If you only have time for one attraction in Naples, make it the National Archaeological Museum. It's home to one of the world's richest archaeological collections, with treasures from neighboring Pompeii and Herculaneum. The building used to be a cavalry and then a university, but was turned into a museum in 1777, and you can see splendid mosaics and sculptures, including various erotic works that for years were not available for public viewing. Another of Italy's finest art collections is found in Capodimonte, a vast royal palace. It contains works from the major Italian and European schools of painting, including pieces by Bellini, Caravaggio, and Raphael. There are also decorative pieces and modern art, including Andy Warhol's "Vesuvius." Also worth a look is the baroque Certosa di San Martino monastery, adorned with works by some of the greatest artists of the 17th and 18th centuries. It also boasts two fine cloisters and offers some spectacular city views.

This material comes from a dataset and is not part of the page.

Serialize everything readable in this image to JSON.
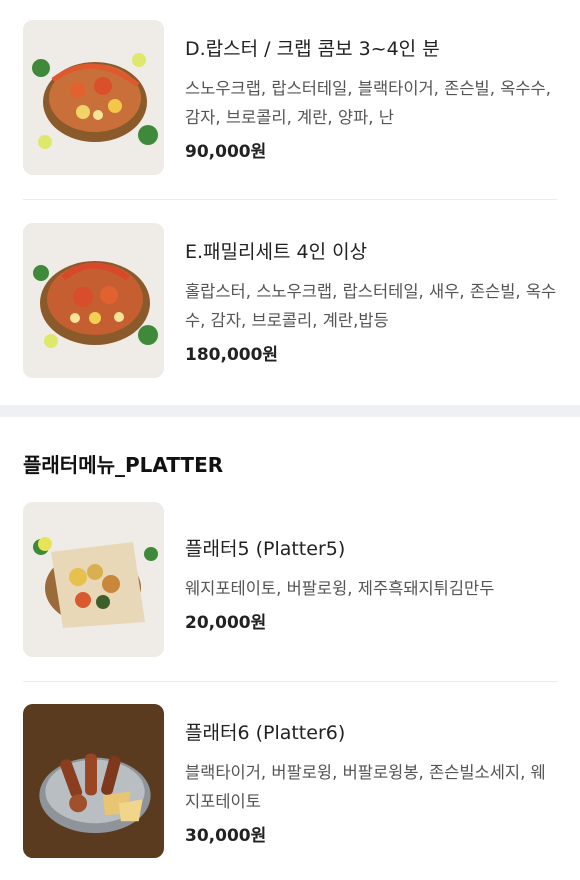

Join everyone else down Via Chiaia, the main shopping street in the city, with both traditional local shops and international brands. Also popular for a stroll is the area around Castel dell'Ovo on the waterfront, with a lively atmosphere in its cafés and (touristy) restaurants.
The ruined city of Pompeii - ©UCityGuides.com
After a tour of Naples, take day trips to the nearby attractions. No trip to the city is complete without a visit to neighboring Pompeii. It's the world's most famous archaeological site, and can be easily reached by train or on a tour. It's a city frozen in time, and through its ruins you can learn about an entire culture before it was destroyed by the famous volcanic eruption in 79 AD. Naples is also the opportunity to drive around the Amalfi Coast, passing by some of Italy's most picturesque towns. Sorrento is one of the must-sees, with a charming old town attracting tourists who want to see what previous visitors Casanova and Goethe experienced. Nearby is Positano, a favorite of the rich and famous. It offers stunning views, as does Ravello, another elegant town located above this stunning coast. The largest town of all is the one that gives the coast its name -- spend at least an entire afternoon in Amalfi. Most visitors also don't miss a trip to Capri, the haunt of celebrities and politicians. It's actually a tiny island with no real sandy beaches, but a luxuriant and sophisticated place, with the beautiful Blue Grotto as its most famous attraction. Those fascinated by ancient cultures may also consider a day trip to Paestum, home to some of the best-preserved Greek temples anywhere, the oldest one probably dedicated to Hera and Zeus, and another to Neptune.
One of Naples' several pedestrian shopping streets - ©UCityGuides.com
Naples is not a shopping destination like Milan. However, there are some interesting shops as you walk down Via Chiaia, where you'll find some of the names of Italian fashion. A visit to the Galleria Umberto I shopping arcade is another must, as is checking out the many famous nativity scenes, even if you don't plan to buy any of them. You'll find many of the old workshops down Via San Gregorio Armeno by the Duomo, showing small figurines and life-size figures depicting not just the nativity scene but also historical and political events.
The famous Gambrinus café, one of the world's most beautiful - ©UCityGuides.com
The city where pizza was invented has some of the most authentic Italian food in the country. Drive down the Amalfi Coast or take the ferry to Capri and you'll also sample some of Italy's best and freshest seafood. Expect high prices in Capri but reasonably-priced meals in Naples.
In the center of the city, by the San Carlo Theater, stop by Gambrinus, one of the world's most beautiful cafés.